The third aim is to develop techniques for mimicking silencing RNAs by developing rules for siRNA and miRNA specificity and efficacy, as well as improving delivery methods for the RNAs.
The final objective is to coordinate, integrate, and disseminate RNAi and miRNA research among consortium members, and ultimately transfer technology developed by the consortium into the hands of industrial partners.
Consortium members met for the first time this week in Norwich, UK, to discuss their research projects and how they may be coordinated. They were also assigned to tackle one or more research projects under the program (see accompanying chart below).
“Although there has been rapid recent progress in understanding RNA silencing, there is still much to be done.”
However, SIROCCO expects to address other research areas by bringing in additional members through a competitive call slated for later this year, Hogan said.
Expected to be part of that call is a search for a new consortium member with expertise in the miRNA field as a replacement for Rosetta Genomics. According to SIROCCO, Rosetta Genomics was supposed to join the alliance but ultimately withdrew “for reasons related to contract administration.”
Rosetta officials were not available for comment.
As a result, SIROCCO will announce that it is looking for a new consortium member that can analyze sequences of silencing RNAs in animals, profile human cancer miRNAs, and establish the genetic variability of miRNAs.
The consortium will pick the new member with help from “two independent experts,” SIROCCO said.
SIROCCO also expects to expand its circle of collaborators by opening up future meetings to interested parties, including ones from industry.

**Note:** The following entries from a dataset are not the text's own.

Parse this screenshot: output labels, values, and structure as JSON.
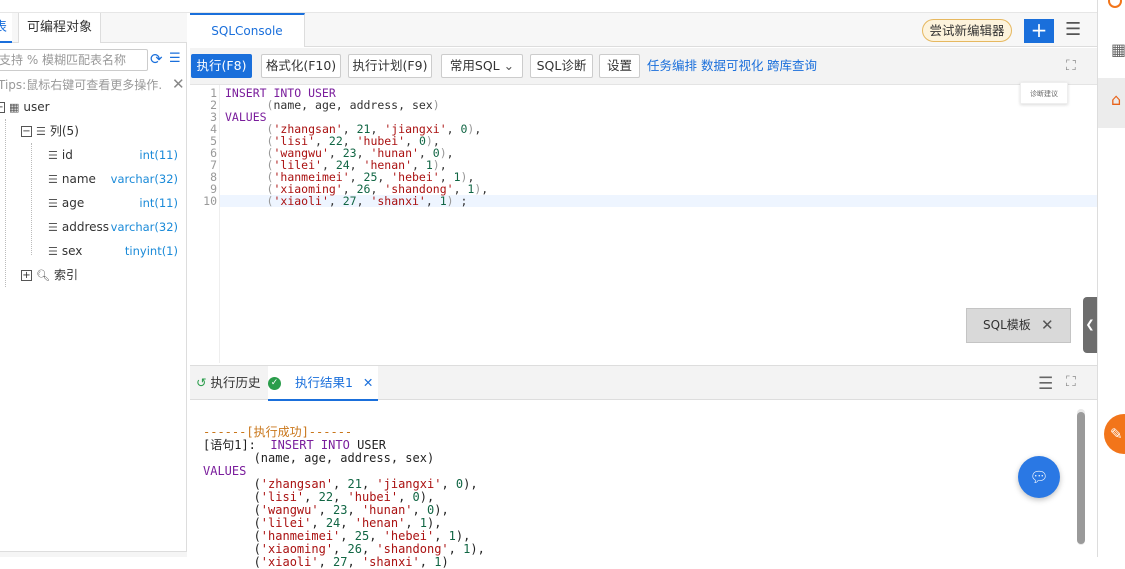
{
  "left_panel": {
    "tab_partial": "表",
    "tab_programmable": "可编程对象",
    "search_placeholder": "支持 % 模糊匹配表名称",
    "tips": "Tips:鼠标右键可查看更多操作…",
    "tree": {
      "table": "user",
      "columns_label": "列(5)",
      "columns": [
        {
          "name": "id",
          "type": "int(11)"
        },
        {
          "name": "name",
          "type": "varchar(32)"
        },
        {
          "name": "age",
          "type": "int(11)"
        },
        {
          "name": "address",
          "type": "varchar(32)"
        },
        {
          "name": "sex",
          "type": "tinyint(1)"
        }
      ],
      "index_label": "索引"
    }
  },
  "main": {
    "tab": "SQLConsole",
    "try_new_editor": "尝试新编辑器",
    "plus": "+",
    "toolbar": {
      "execute": "执行(F8)",
      "format": "格式化(F10)",
      "plan": "执行计划(F9)",
      "common_sql": "常用SQL",
      "diagnose": "SQL诊断",
      "settings": "设置",
      "links": [
        "任务编排",
        "数据可视化",
        "跨库查询"
      ]
    },
    "tooltip": "诊断建议",
    "sql_template": "SQL模板"
  },
  "results": {
    "history_tab": "执行历史",
    "result_tab": "执行结果1",
    "success_line": "------[执行成功]------",
    "stmt_label": "[语句1]:"
  },
  "colors": {
    "accent": "#1a6fdb",
    "keyword": "#7a1d9c",
    "string": "#aa1111",
    "number": "#116644",
    "orange": "#f2751a"
  }
}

The next meeting is scheduled for October, although a venue has not been chosen, Hogan said.
SIROCCO was organized as an integrated project under the EC’s Sixth Framework Program and was approved earlier this year, according to Hogan.
“The plan of these so-called integrated frameworks … is to try [to] add extra value to the research by taking several expert groups, getting them to work together, and synergize their efforts so that [the whole] is greater than the sum of its parts,” Hogan told RNAi News this week.
“The European Commission is very keen on … [getting] added value, so it’s more than just giving people a lump sum of money to use in their lab to pursue their experiments,” she added. The goal is “to think of ourselves as a group and get synergy … so that we can help each other, [as well as] the broader research community by making [information and technologies] publicly available eventually.”